July 30, 2016


Scientists can now create liquid fuel from solar energy (ETH Zurich, 8 July 2016)

The sun's energy is already being harnessed in various ways: whilst photovoltaic cells convert sun light into electricity, solar thermal installations use the vast thermal energy of the sun for purposes such as heating fluids to a high temperature. Solar thermal power plants involve the large-scale implementation of this second method: using thousands of mirrors, the sun light is focused on a boiler in which steam is produced either directly or via a heat exchanger at temperatures exceeding 500 °C. Turbines then convert thermal energy into electricity.

Researchers at the Paul Scherrer Institute PSI and the ETH Zurich have collaborated to develop a ground-breaking alternative to this approach. The new procedure uses the sun's thermal energy to convert carbon dioxide and water directly into synthetic fuel.

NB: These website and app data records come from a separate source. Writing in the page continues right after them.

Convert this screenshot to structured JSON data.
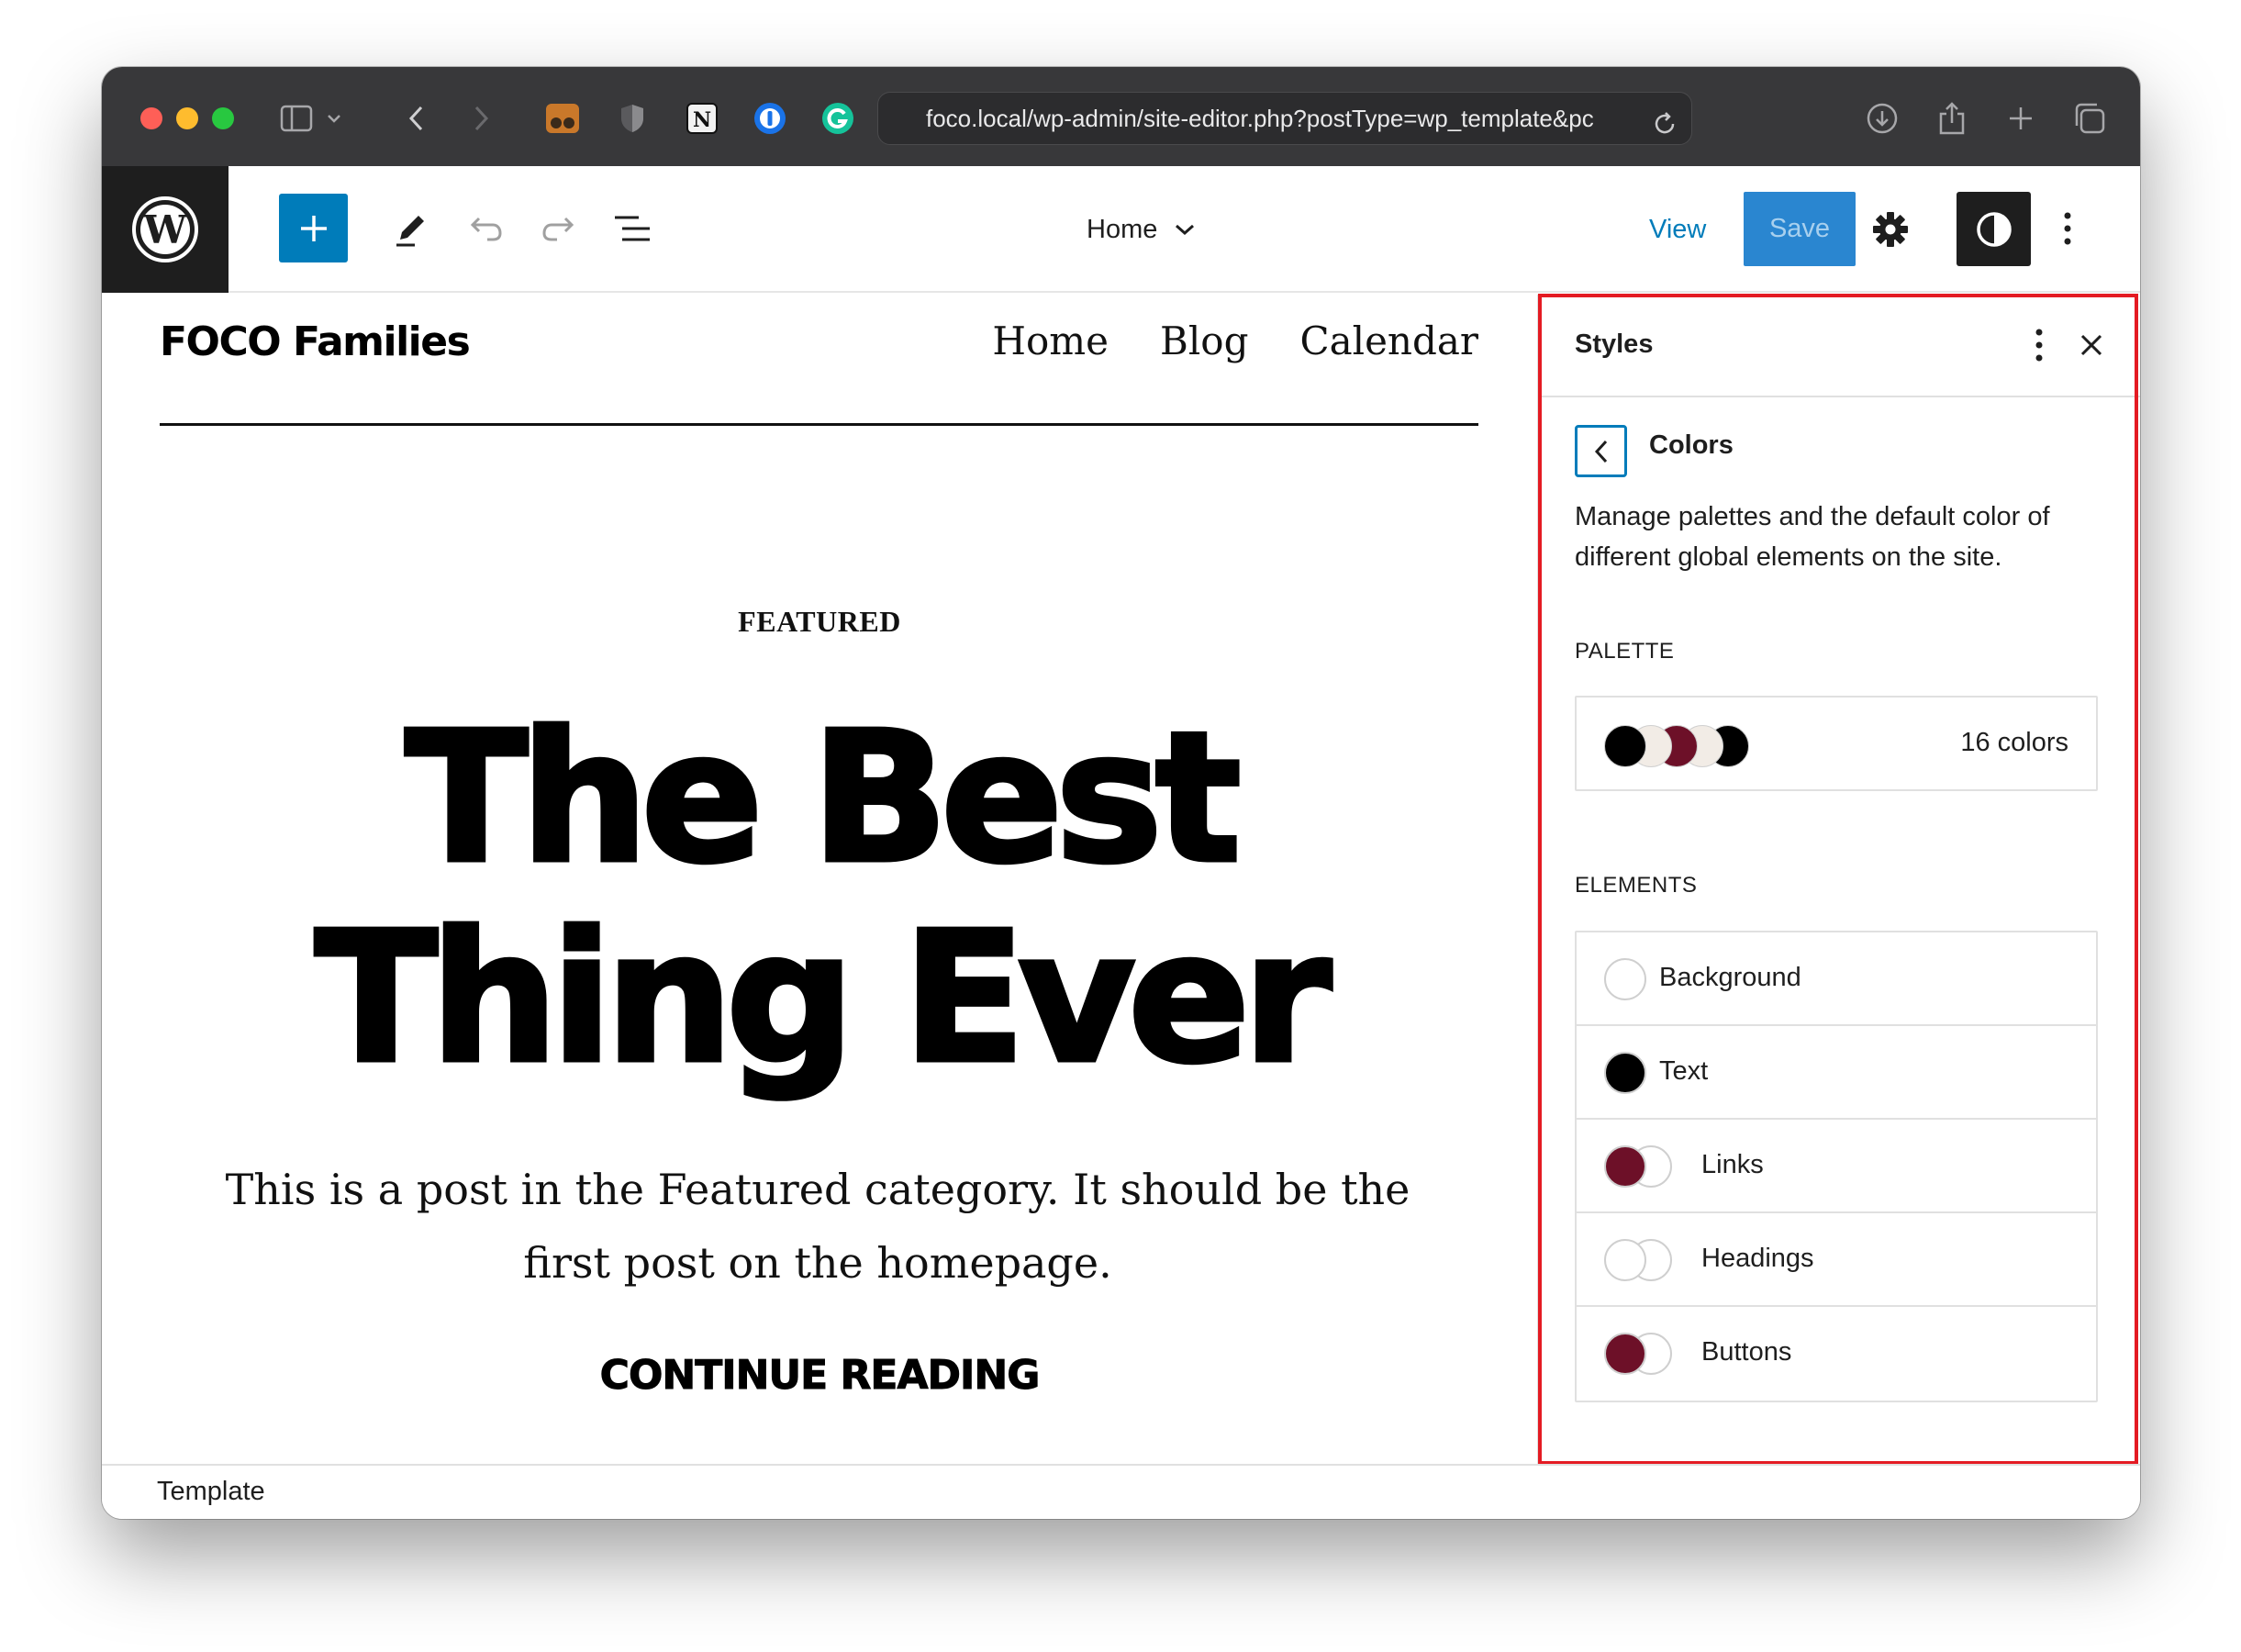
{
  "browser": {
    "url": "foco.local/wp-admin/site-editor.php?postType=wp_template&pc"
  },
  "toolbar": {
    "document_title": "Home",
    "view_label": "View",
    "save_label": "Save"
  },
  "site": {
    "title": "FOCO Families",
    "nav": [
      "Home",
      "Blog",
      "Calendar"
    ],
    "post_category": "FEATURED",
    "post_title_line1": "The Best",
    "post_title_line2": "Thing Ever",
    "excerpt": "This is a post in the Featured category. It should be the first post on the homepage.",
    "continue_label": "CONTINUE READING"
  },
  "status_bar": {
    "label": "Template"
  },
  "sidebar": {
    "title": "Styles",
    "panel_title": "Colors",
    "description": "Manage palettes and the default color of different global elements on the site.",
    "palette_heading": "PALETTE",
    "palette_count": "16 colors",
    "palette_swatches": [
      "#000000",
      "#f2ece6",
      "#6d1028",
      "#f2ece6",
      "#000000"
    ],
    "elements_heading": "ELEMENTS",
    "elements": [
      {
        "label": "Background",
        "colors": [
          "#ffffff"
        ]
      },
      {
        "label": "Text",
        "colors": [
          "#000000"
        ]
      },
      {
        "label": "Links",
        "colors": [
          "#6d1028",
          "#ffffff"
        ]
      },
      {
        "label": "Headings",
        "colors": [
          "#ffffff",
          "#ffffff"
        ]
      },
      {
        "label": "Buttons",
        "colors": [
          "#6d1028",
          "#ffffff"
        ]
      }
    ]
  },
  "colors": {
    "wp_blue": "#007cba",
    "highlight": "#e41b23",
    "accent_maroon": "#6d1028"
  }
}
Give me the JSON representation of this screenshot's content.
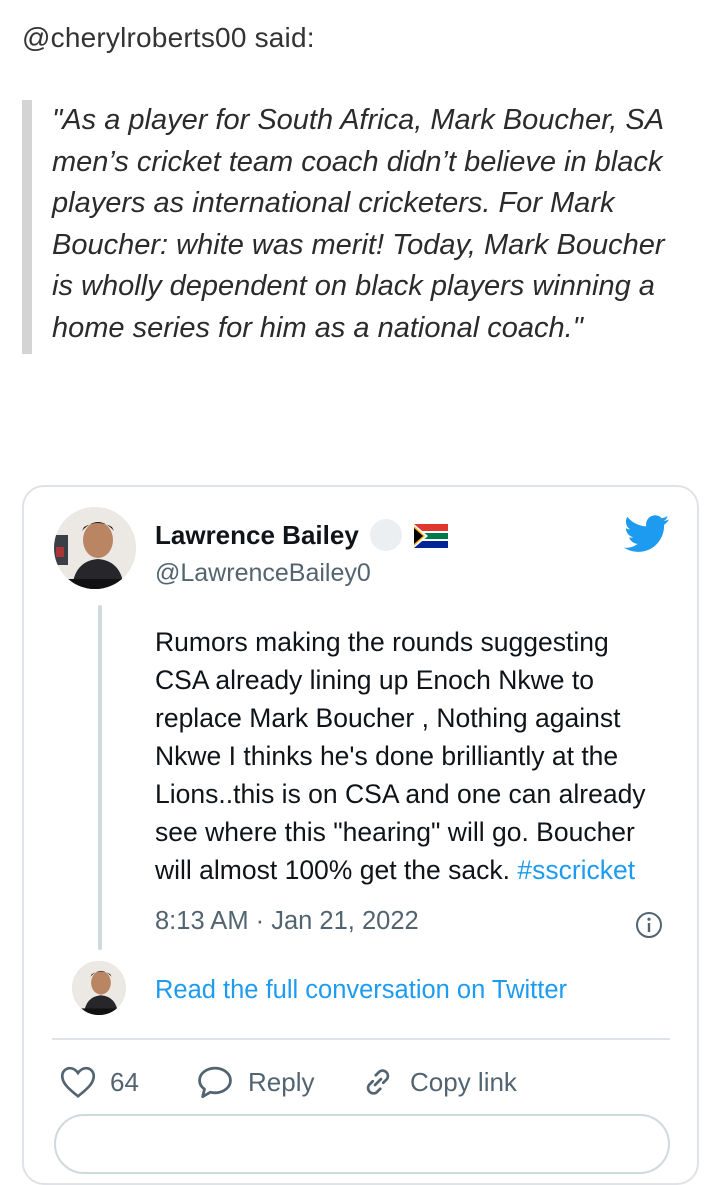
{
  "post": {
    "attribution": "@cherylroberts00 said:",
    "quote_lines": [
      "\"As a player for South Africa, Mark Boucher, SA",
      "men’s cricket team coach didn’t believe in black",
      "players as international cricketers. For Mark",
      "Boucher: white was merit! Today, Mark Boucher",
      "is wholly dependent on black players winning a",
      "home series for him as a national coach.\""
    ]
  },
  "tweet": {
    "author_name": "Lawrence Bailey",
    "author_handle": "@LawrenceBailey0",
    "text_lines": [
      "Rumors making the rounds suggesting",
      "CSA already lining up Enoch Nkwe to",
      "replace Mark Boucher , Nothing against",
      "Nkwe I thinks he's done brilliantly at the",
      "Lions..this is on CSA and one can already",
      "see where this \"hearing\" will go. Boucher"
    ],
    "last_line_text": "will almost 100% get the sack. ",
    "hashtag": "#sscricket",
    "timestamp": "8:13 AM · Jan 21, 2022",
    "read_full_link": "Read the full conversation on Twitter",
    "like_count": "64",
    "reply_label": "Reply",
    "copy_link_label": "Copy link",
    "colors": {
      "accent": "#1d9bf0",
      "secondary_text": "#536471",
      "primary_text": "#0f1419"
    },
    "icons": [
      "twitter-bird-icon",
      "south-africa-flag-icon",
      "info-icon",
      "heart-icon",
      "reply-bubble-icon",
      "link-icon"
    ]
  }
}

"This allows solar energy to be stored in the form of chemical bonds," explains Ivo Alxneit, chemist at the PSI's Solar Technology Laboratory. "It's easier than storing electricity." The new approach is based on a similar principle to that used by solar power plants." Alxneit and his colleagues use heat in order to trigger certain chemical processes that only take place at very high temperatures above 1000 °C. Advances in solar technology will soon enable such temperatures to be achieved using sun light.

Posted by at July 30, 2016 9:04 AM